As far as cult-corporate brands delivering the final nail on the commercialization coffins of indie stretches, LA realtors and shop owners point out that it's simply the nature of a modern-day city's unstoppable retail evolution.

"No successful retail center ever relies exclusively on just the residents in one particular area," says DTLA-based Yen. Citing the recent closures at ShopWalk haven Sixth and Spring Streets, the realtor says indie boutiques won't hurt by having a neighboring mainstream retailer that attract foot traffic.

"Chain stores spend more money on advertising than we could ever in a lifetime. I say bring them."

Round2 LA store owner Rocco Espinoza, who opened in the area five years ago when Kapsoul and SixHundred LA were his only other retail neighbors, notes that he's met more tourists than ever shopping and staying in DTLA over the past year.

"Chain stores like Zara, Urban Outfitters, and many more securing locations in and around the Historic Core is only going to help us mom and pop shops—I say bring them," he says. "They spend more money on advertising than we could ever in a lifetime."

Urban Outfitters DTLA

Urban Outfitters's Rialto Theatre store. Elizabeth Daniels

"We have weathered the ups and downs; we've seen stores come and go," he recounts. "But for every store that leaves, there are 10 waiting to move in," he notes, naming new additions like House of Vintage, Les Tres Lingerie, Desaur Boutique, Velazca, and others. "[Plus] where in LA can you pay $9 to park for 24 hours and shop, watch a movie, and eat at one of dozens of amazing new restaurants within a five-block radius?"

"Change happens in many places," says Luchs. "Local businesses are going to see positive sales when bigger names come in," and many stores even go on to create new retail destinations in unchartered territory.

Mona Moore 02/02

Mona Moore's relocated boutique on Main Street.

Star-faved milliner Nick Fouquet, who ditched his former pricey corridor for nearby Lincoln Boulevard, recently told us that his new haunt "is really beginning to change." Longtime Abbot Kinney tenants Mona Moore, Pamela Barish, and LFrank teamed up to create III Luxury Collective on low-key Main Street, where Japanese home goods mecca Muji and Anthro-faved Aussie brand Lazybones landed within the last year.

And Rodeo Drive? Although the luxury street was snubbed by Moschino creative director Jeremy Scott—who opted to open the Italian fashion house's first US store on Beverly Boulevard—Luchs says it's "stronger than it's ever been."

Labels like Saint Laurent, Prada, Ferragamo, and Louis Vuitton recently renovated their Rodeo outposts, a sign that the photo op-ready street still reigns supreme. "Besides from sales, it is really important for their brand," says Luchs.

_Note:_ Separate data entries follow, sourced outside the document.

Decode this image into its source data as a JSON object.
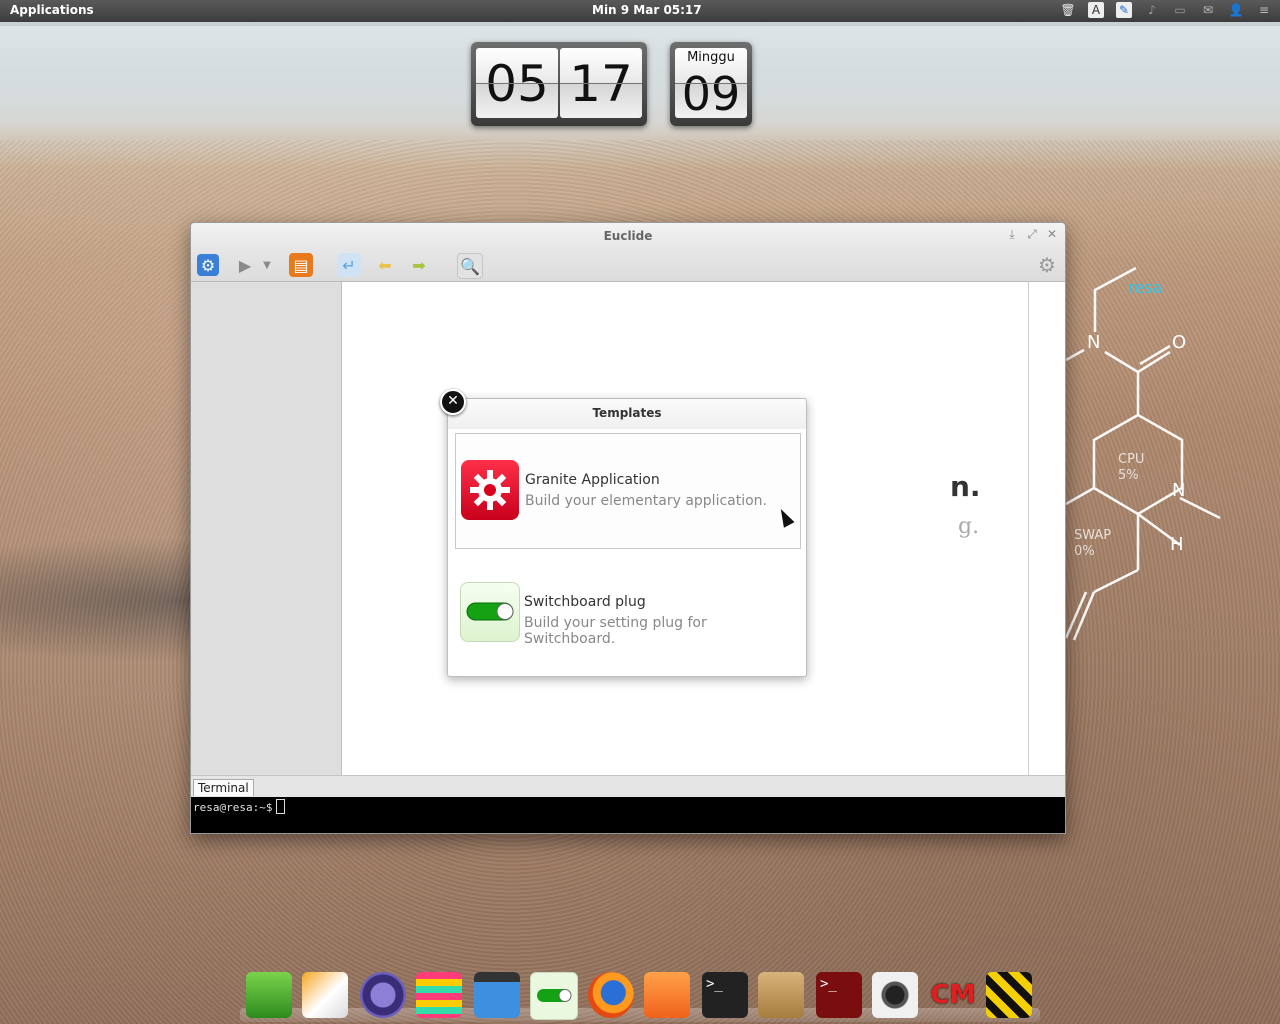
{
  "panel": {
    "applications": "Applications",
    "clock": "Min  9 Mar 05:17",
    "tray": [
      "trash-icon",
      "text-icon",
      "search-icon",
      "sound-icon",
      "display-icon",
      "mail-icon",
      "user-icon",
      "menu-icon"
    ]
  },
  "flipclock": {
    "hours": "05",
    "minutes": "17",
    "day_name": "Minggu",
    "day_number": "09"
  },
  "conky": {
    "user": "resa",
    "cpu_label": "CPU",
    "cpu_value": "5%",
    "swap_label": "SWAP",
    "swap_value": "0%",
    "atoms": {
      "n1": "N",
      "o": "O",
      "n2": "N",
      "h": "H"
    }
  },
  "window": {
    "title": "Euclide",
    "toolbar": [
      "project-settings-icon",
      "run-icon",
      "run-dropdown-icon",
      "open-project-icon",
      "new-line-icon",
      "undo-icon",
      "redo-icon",
      "search-icon",
      "settings-gear-icon"
    ],
    "welcome_partial": "n.",
    "welcome_sub_partial": "g.",
    "bottom_tab": "Terminal",
    "terminal_prompt": "resa@resa:~$"
  },
  "templates": {
    "title": "Templates",
    "items": [
      {
        "name": "Granite Application",
        "description": "Build your elementary application.",
        "color": "#e8112d"
      },
      {
        "name": "Switchboard plug",
        "description": "Build your setting plug for Switchboard.",
        "color": "#1aa81a"
      }
    ]
  },
  "dock": {
    "apps": [
      "midori",
      "paper",
      "eclipse",
      "stacks",
      "video-player",
      "switchboard",
      "firefox",
      "software-center",
      "terminal",
      "calculator",
      "terminal-red",
      "camera",
      "cm-app",
      "construction-app"
    ]
  }
}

Whether it's arriving in the States by way of Beverly Hills and Venice (like Iro, which has stores in both cities), making a West Coast debut on Broadway and Beverly Boulevards (like NYC's Oak), or sitting pretty on Rodeo, it really it all about keeping up an image.

A special thanks in researching historical archives for this story goes to Nathan Masters at LA as Subject.

This article was updated with additional details on Tungsten Property's role in Broadway's development.